Books, History of the book
Date: 1490
Author: William Caxton

Myrrour of the worlde is one of the first illustrated books printed in England. Produced by William Caxton, this second edition copy is one of only 19 remaining in the world. A translation of a 1464 French text, in turn derived from the Imago mundi and other Latin sources, it’s an introduction to the history of science covering geography, economics, music, cosmology, zoology, meteorology and astronomy. Caxton translated, edited and updated this work for an English audience. He published his first edition in 1481, and a second edition nine years later.

Myrrour of the worlde is printed in Gothic type and illustrated with 38 woodcuts. The illustrations depict a variety of scenes including a schoolmaster and pupils, a globe, a compass, a musician and singer, and the creation of Eve.

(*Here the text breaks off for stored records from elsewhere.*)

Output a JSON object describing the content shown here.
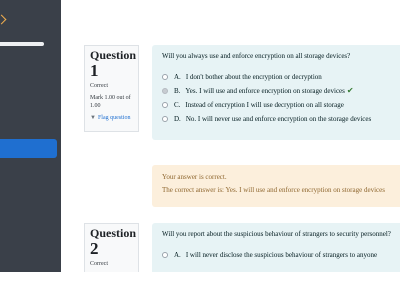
{
  "questions": [
    {
      "title": "Question",
      "number": "1",
      "state": "Correct",
      "mark": "Mark 1.00 out of 1.00",
      "flag_label": "Flag question",
      "text": "Will you always use and enforce encryption on all storage devices?",
      "options": [
        {
          "letter": "A.",
          "text": "I don't bother about the encryption or decryption",
          "selected": false
        },
        {
          "letter": "B.",
          "text": "Yes. I will use and enforce encryption on storage devices",
          "selected": true
        },
        {
          "letter": "C.",
          "text": "Instead of encryption I will use decryption on all storage",
          "selected": false
        },
        {
          "letter": "D.",
          "text": "No. I will never use and enforce encryption on the storage devices",
          "selected": false
        }
      ],
      "feedback": {
        "your_answer": "Your answer is correct.",
        "correct_answer": "The correct answer is: Yes. I will use and enforce encryption on storage devices"
      }
    },
    {
      "title": "Question",
      "number": "2",
      "state": "Correct",
      "text": "Will you report about the suspicious behaviour of strangers to security personnel?",
      "options": [
        {
          "letter": "A.",
          "text": "I will never disclose the suspicious behaviour of strangers to anyone",
          "selected": false
        }
      ]
    }
  ],
  "colors": {
    "sidebar": "#3a4049",
    "accent": "#1f6fd0",
    "question_bg": "#e7f3f5",
    "feedback_bg": "#fcefdc",
    "correct_tick": "#357a32"
  }
}
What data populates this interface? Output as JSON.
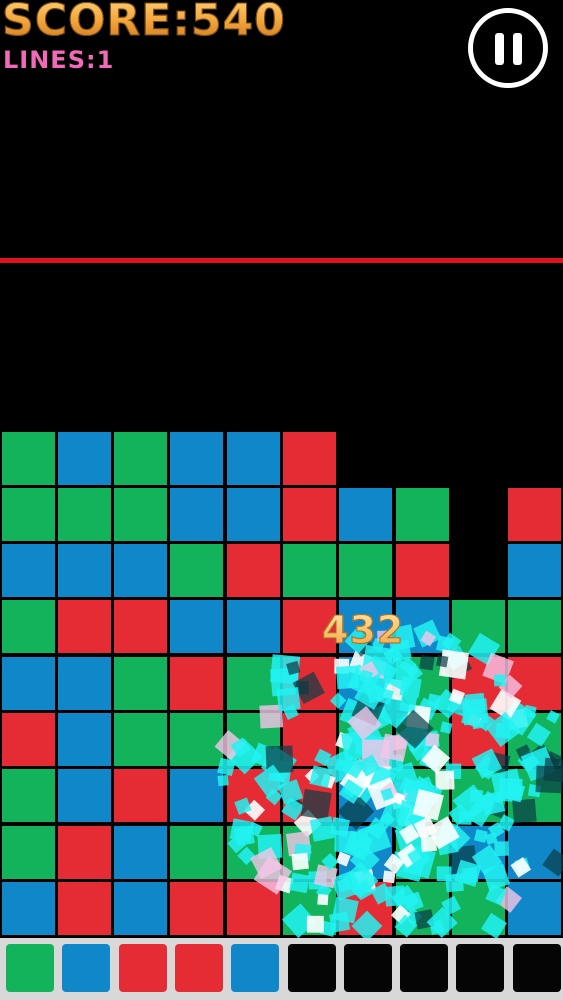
{
  "hud": {
    "score_text": "SCORE:540",
    "lines_text": "LINES:1"
  },
  "combo_text": "432",
  "colors": {
    "green": "#13b35c",
    "blue": "#0f87c8",
    "red": "#e52c35",
    "danger_line": "#e0131a",
    "burst": "#22f2f2"
  },
  "board": {
    "columns": 10,
    "rows": [
      [
        "G",
        "B",
        "G",
        "B",
        "B",
        "R",
        null,
        null,
        null,
        null
      ],
      [
        "G",
        "G",
        "G",
        "B",
        "B",
        "R",
        "B",
        "G",
        null,
        "R"
      ],
      [
        "B",
        "B",
        "B",
        "G",
        "R",
        "G",
        "G",
        "R",
        null,
        "B"
      ],
      [
        "G",
        "R",
        "R",
        "B",
        "B",
        "R",
        "B",
        "B",
        "G",
        "G"
      ],
      [
        "B",
        "B",
        "G",
        "R",
        "G",
        "R",
        "B",
        "G",
        "R",
        "R"
      ],
      [
        "R",
        "B",
        "G",
        "G",
        "G",
        "R",
        "G",
        "G",
        "R",
        "G"
      ],
      [
        "G",
        "B",
        "R",
        "B",
        "R",
        "R",
        "B",
        "G",
        "G",
        "G"
      ],
      [
        "G",
        "R",
        "B",
        "G",
        "G",
        "G",
        "B",
        "G",
        "B",
        "B"
      ],
      [
        "B",
        "R",
        "B",
        "R",
        "R",
        "G",
        "R",
        "G",
        "G",
        "B"
      ]
    ]
  },
  "queue": {
    "slots": [
      "green",
      "blue",
      "red",
      "red",
      "blue",
      "empty",
      "empty",
      "empty",
      "empty",
      "empty"
    ]
  },
  "icons": {
    "pause": "pause-icon"
  }
}
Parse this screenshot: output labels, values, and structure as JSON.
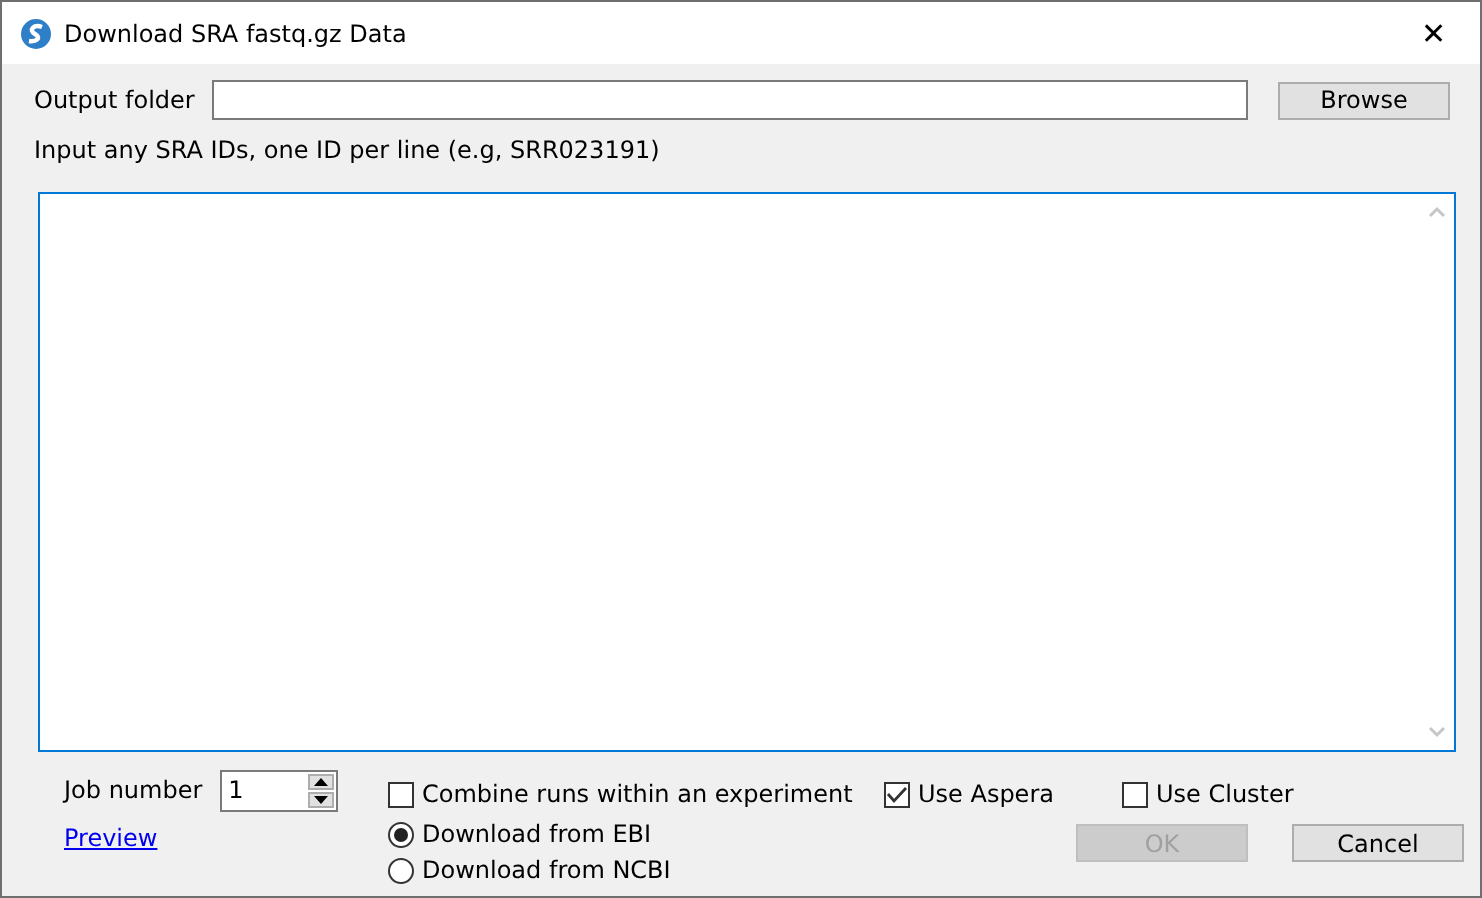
{
  "window": {
    "title": "Download SRA fastq.gz Data",
    "close": "✕"
  },
  "output_folder": {
    "label": "Output folder",
    "browse": "Browse"
  },
  "hint": "Input any SRA IDs, one ID per line (e.g, SRR023191)",
  "job_number": {
    "label": "Job number",
    "value": "1"
  },
  "checkboxes": [
    {
      "label": "Combine runs within an experiment",
      "checked": false
    },
    {
      "label": "Use Aspera",
      "checked": true
    },
    {
      "label": "Use Cluster",
      "checked": false
    }
  ],
  "preview": "Preview",
  "radios": [
    {
      "label": "Download from EBI",
      "selected": true
    },
    {
      "label": "Download from NCBI",
      "selected": false
    }
  ],
  "buttons": [
    {
      "label": "OK",
      "disabled": true
    },
    {
      "label": "Cancel",
      "disabled": false
    }
  ]
}
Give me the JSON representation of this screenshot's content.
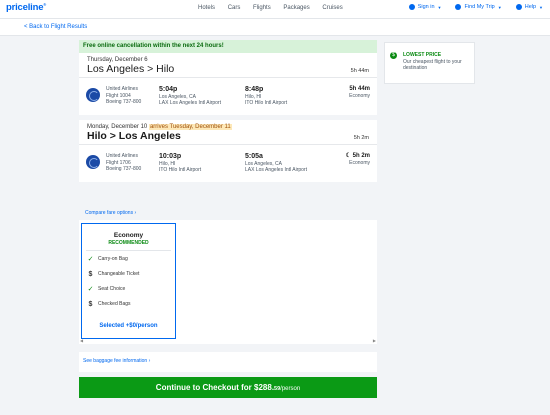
{
  "brand": "priceline",
  "nav": [
    "Hotels",
    "Cars",
    "Flights",
    "Packages",
    "Cruises"
  ],
  "top_right": {
    "sign_in": "Sign in",
    "find_trip": "Find My Trip",
    "help": "Help"
  },
  "back_link": "< Back to Flight Results",
  "cancel_banner": "Free online cancellation within the next 24 hours!",
  "trips": [
    {
      "date": "Thursday, December 6",
      "date_extra": "",
      "route": "Los Angeles > Hilo",
      "duration": "5h 44m",
      "segment": {
        "airline": "United Airlines",
        "flight": "Flight 1004",
        "aircraft": "Boeing 737-800",
        "dep_time": "5:04p",
        "dep_city": "Los Angeles, CA",
        "dep_airport": "LAX Los Angeles Intl Airport",
        "arr_time": "8:48p",
        "arr_city": "Hilo, HI",
        "arr_airport": "ITO Hilo Intl Airport",
        "duration": "5h 44m",
        "cabin": "Economy"
      }
    },
    {
      "date": "Monday, December 10",
      "date_extra": "arrives Tuesday, December 11",
      "route": "Hilo > Los Angeles",
      "duration": "5h 2m",
      "segment": {
        "airline": "United Airlines",
        "flight": "Flight 1706",
        "aircraft": "Boeing 737-800",
        "dep_time": "10:03p",
        "dep_city": "Hilo, HI",
        "dep_airport": "ITO Hilo Intl Airport",
        "arr_time": "5:05a",
        "arr_city": "Los Angeles, CA",
        "arr_airport": "LAX Los Angeles Intl Airport",
        "duration": "5h 2m",
        "cabin": "Economy"
      }
    }
  ],
  "compare_link": "Compare fare options",
  "fare": {
    "title": "Economy",
    "badge": "RECOMMENDED",
    "features": [
      {
        "icon": "check-icon",
        "label": "Carry-on Bag"
      },
      {
        "icon": "dollar-icon",
        "label": "Changeable Ticket"
      },
      {
        "icon": "check-icon",
        "label": "Seat Choice"
      },
      {
        "icon": "dollar-icon",
        "label": "Checked Bags"
      }
    ],
    "selected": "Selected +$0/person"
  },
  "baggage_link": "See baggage fee information",
  "checkout": {
    "label": "Continue to Checkout for ",
    "price": "$288.",
    "cents": "59",
    "per": "/person"
  },
  "lowest_price": {
    "title": "LOWEST PRICE",
    "subtitle": "Our cheapest flight to your destination"
  },
  "colors": {
    "brand_blue": "#0068ef",
    "checkout_green": "#0b9a15",
    "banner_green": "#d7f2d9",
    "airline_blue": "#1b4aa6"
  }
}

William Caxton (c1422-91) began his working life as an apprentice to a textile merchant. He later moved to Bruges where he established himself as a cloth merchant and diplomat on behalf of Edward IV. After spending a year in Cologne learning the art of printing, Caxton returned to Bruges where he set up a printing press and produced the first book to appear in English – a translation of Raoul le Fevre's Recuyell of the historyes of Troye.

In the autumn of 1476, Caxton returned to England and set up his printing press by the chapterhouse of Westminster. In 1477, this press produced the first dated book printed in England, Earl Rivers' translation of The Dictes or sayengis of the philosophres.

Other notable books from Caxton's press include The Canterbury tales, Troilus and Criseyde by Geoffrey Chaucer and Confessio Amantis by the poet John Gower. Caxton printed nearly 100 other works before his death in 1491, but fewer than 40 of his publications still exist.